So I'm standing upright, and during setup I make sure the handles are at the height of my elbows: this is sound ergonomic practice as far as I know. If the ground is uneven, then set the camera to suit the lowest point you'd be standing, maybe split the difference a little.
Luckily, with the height of the Sony shoulder mount camera, that leaves the monitor just at the right height so as to still be able to see over the camera, sighting down the handrail for that lost ball in the gloom. Therein lies the bugbear: the built in monitor not only tiny, 2" tiny, its at the other end of the camera on top of the shoulder mount eyepiece! Its quite the challenge.
Oh the glamour! I'm on good terms with my PDR guy: ACE PDR :)
This is my favorite teams home ground: Fitzroy Stars in Northcote.
In this pic you get an idea of the versatility of the Miller Solo sticks: as there is no elevated shooting position the tripod is at full extension, and I'm standing on the cameras Pelican case for the extra height.
More luck: the Sony is bristling with connectivity options: SD, RGB and HDMI.
The plan was to hack an android tablet to use a driverless SD to USB adapter, a project which was born from getting reverse cameras to work with a Google Nexus tablet installed as a nav, virtual gauges and media interface in a car. Great idea but alot of effort for a possibly laggy result, lets just say I'm still working on it, I just need to geek out and root the Lenovo 1000 tablet, I have the hardware adapter and cables ready to go.

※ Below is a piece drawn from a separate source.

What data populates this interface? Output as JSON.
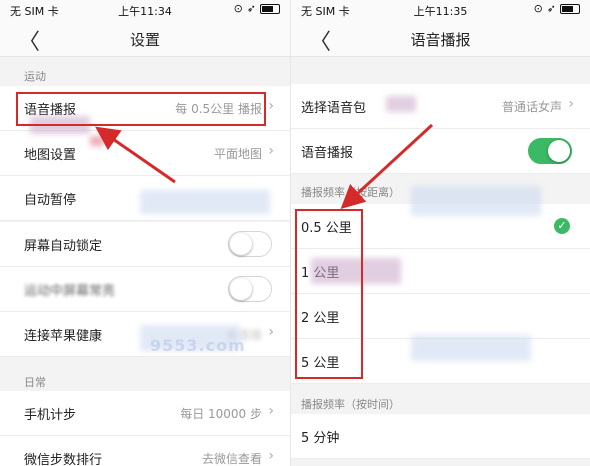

I was warned off the various entry level Field Monitors by many of my colleagues, and the Jaycar mini LCD screens were cute but required 12V power and were SD only.
Well if you don't ask, you rarely get so I had the feelers out, all over: BINGO!
I finally got an external monitor for the camera setup and I'll be getting this properly set up over the next week.
My buddy Mick Hurren is a cinematographer and gear head, he dropped his SmallHD DP4 from a moving car onto tarmac = scratched bezel, then plugged it into 12v with wrong polarity = dead power board. I begged it off him to fix it or get it fixed, had a play with and it fired up under USB power! OK...
It works really well via the Sony camera HDMI out and can be powered via a USB emergency power supply or I'll run the Canon EOS battery plate to a DC 12V to 5V USB Buck Module and into the unit FTW.
So that, its sunshade and a mini arm 1/4" to hotshoe plate and I'll have my wish:
elbow level twin pan handles with punch and rocker zoom controls, and an eye level 4" monitor. Now to get it all covered up from the weather!
I'll update this post with my progress...
*As an aside, Mick told me about a method of making old tape cameras future proof by using a CF card capture device: more research required as I really want my own camera ASAP ;)
Sweet joy! The SmallHD DP4 is a sensational little device!